Website and app data records
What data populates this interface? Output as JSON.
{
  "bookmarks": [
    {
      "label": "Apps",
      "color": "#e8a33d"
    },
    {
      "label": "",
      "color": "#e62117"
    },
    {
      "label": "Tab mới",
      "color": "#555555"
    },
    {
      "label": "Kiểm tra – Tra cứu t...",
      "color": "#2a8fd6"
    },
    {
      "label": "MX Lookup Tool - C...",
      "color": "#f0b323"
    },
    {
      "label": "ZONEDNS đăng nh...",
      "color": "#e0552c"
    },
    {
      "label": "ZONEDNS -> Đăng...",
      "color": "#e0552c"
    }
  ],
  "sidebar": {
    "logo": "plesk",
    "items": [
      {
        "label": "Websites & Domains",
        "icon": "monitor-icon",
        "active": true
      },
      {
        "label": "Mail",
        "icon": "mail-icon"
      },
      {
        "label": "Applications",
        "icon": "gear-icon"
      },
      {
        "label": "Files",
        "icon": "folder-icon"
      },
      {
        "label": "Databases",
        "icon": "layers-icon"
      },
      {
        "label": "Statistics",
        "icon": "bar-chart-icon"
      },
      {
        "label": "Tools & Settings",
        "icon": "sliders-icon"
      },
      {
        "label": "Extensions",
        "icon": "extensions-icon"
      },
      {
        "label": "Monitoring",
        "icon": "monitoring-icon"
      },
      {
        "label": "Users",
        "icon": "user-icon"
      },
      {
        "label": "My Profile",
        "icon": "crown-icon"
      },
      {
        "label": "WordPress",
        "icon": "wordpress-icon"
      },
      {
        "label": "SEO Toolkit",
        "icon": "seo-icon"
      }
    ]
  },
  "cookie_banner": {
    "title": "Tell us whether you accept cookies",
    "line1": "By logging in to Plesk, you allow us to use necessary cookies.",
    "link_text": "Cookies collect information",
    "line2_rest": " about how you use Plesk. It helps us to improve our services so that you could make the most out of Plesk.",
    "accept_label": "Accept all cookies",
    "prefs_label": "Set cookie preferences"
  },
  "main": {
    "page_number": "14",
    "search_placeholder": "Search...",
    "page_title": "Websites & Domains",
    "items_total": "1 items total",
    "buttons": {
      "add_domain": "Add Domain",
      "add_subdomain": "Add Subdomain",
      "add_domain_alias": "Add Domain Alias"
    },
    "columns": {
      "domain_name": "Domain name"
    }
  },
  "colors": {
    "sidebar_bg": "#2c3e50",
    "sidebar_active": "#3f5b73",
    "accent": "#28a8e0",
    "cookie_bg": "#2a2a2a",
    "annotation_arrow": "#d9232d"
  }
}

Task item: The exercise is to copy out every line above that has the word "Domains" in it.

Exercise output:
        "label": "Websites & Domains",
    "page_title": "Websites & Domains",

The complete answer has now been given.